▶ Task item: Output every record again so that it matches the original word for word.

▶ Element data from apps and pages:
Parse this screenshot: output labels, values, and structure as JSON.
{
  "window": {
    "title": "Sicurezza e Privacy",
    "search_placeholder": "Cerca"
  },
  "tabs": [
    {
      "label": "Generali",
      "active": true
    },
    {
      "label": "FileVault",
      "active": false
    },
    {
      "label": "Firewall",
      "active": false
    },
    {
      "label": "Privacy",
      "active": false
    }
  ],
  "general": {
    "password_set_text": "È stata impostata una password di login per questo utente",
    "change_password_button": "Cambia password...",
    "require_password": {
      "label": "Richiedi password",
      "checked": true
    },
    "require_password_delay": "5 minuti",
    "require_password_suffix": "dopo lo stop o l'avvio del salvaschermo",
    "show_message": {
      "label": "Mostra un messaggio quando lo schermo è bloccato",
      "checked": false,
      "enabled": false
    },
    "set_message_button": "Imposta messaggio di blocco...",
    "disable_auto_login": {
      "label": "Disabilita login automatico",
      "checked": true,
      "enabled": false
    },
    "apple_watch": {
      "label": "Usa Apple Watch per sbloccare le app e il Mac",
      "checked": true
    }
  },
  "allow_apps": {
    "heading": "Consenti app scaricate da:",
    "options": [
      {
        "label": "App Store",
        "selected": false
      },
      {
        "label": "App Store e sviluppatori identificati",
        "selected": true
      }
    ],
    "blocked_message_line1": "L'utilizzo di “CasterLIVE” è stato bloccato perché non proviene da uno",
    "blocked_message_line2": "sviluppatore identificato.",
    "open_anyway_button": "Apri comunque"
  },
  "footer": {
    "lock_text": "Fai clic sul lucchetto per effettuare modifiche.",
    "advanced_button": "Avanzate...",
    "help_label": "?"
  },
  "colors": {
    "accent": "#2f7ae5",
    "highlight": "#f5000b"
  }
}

▶ Answer to this exercise:
Parse this screenshot: output labels, values, and structure as JSON.
{
  "window": {
    "title": "Sicurezza e Privacy",
    "search_placeholder": "Cerca"
  },
  "tabs": [
    {
      "label": "Generali",
      "active": true
    },
    {
      "label": "FileVault",
      "active": false
    },
    {
      "label": "Firewall",
      "active": false
    },
    {
      "label": "Privacy",
      "active": false
    }
  ],
  "general": {
    "password_set_text": "È stata impostata una password di login per questo utente",
    "change_password_button": "Cambia password...",
    "require_password": {
      "label": "Richiedi password",
      "checked": true
    },
    "require_password_delay": "5 minuti",
    "require_password_suffix": "dopo lo stop o l'avvio del salvaschermo",
    "show_message": {
      "label": "Mostra un messaggio quando lo schermo è bloccato",
      "checked": false,
      "enabled": false
    },
    "set_message_button": "Imposta messaggio di blocco...",
    "disable_auto_login": {
      "label": "Disabilita login automatico",
      "checked": true,
      "enabled": false
    },
    "apple_watch": {
      "label": "Usa Apple Watch per sbloccare le app e il Mac",
      "checked": true
    }
  },
  "allow_apps": {
    "heading": "Consenti app scaricate da:",
    "options": [
      {
        "label": "App Store",
        "selected": false
      },
      {
        "label": "App Store e sviluppatori identificati",
        "selected": true
      }
    ],
    "blocked_message_line1": "L'utilizzo di “CasterLIVE” è stato bloccato perché non proviene da uno",
    "blocked_message_line2": "sviluppatore identificato.",
    "open_anyway_button": "Apri comunque"
  },
  "footer": {
    "lock_text": "Fai clic sul lucchetto per effettuare modifiche.",
    "advanced_button": "Avanzate...",
    "help_label": "?"
  },
  "colors": {
    "accent": "#2f7ae5",
    "highlight": "#f5000b"
  }
}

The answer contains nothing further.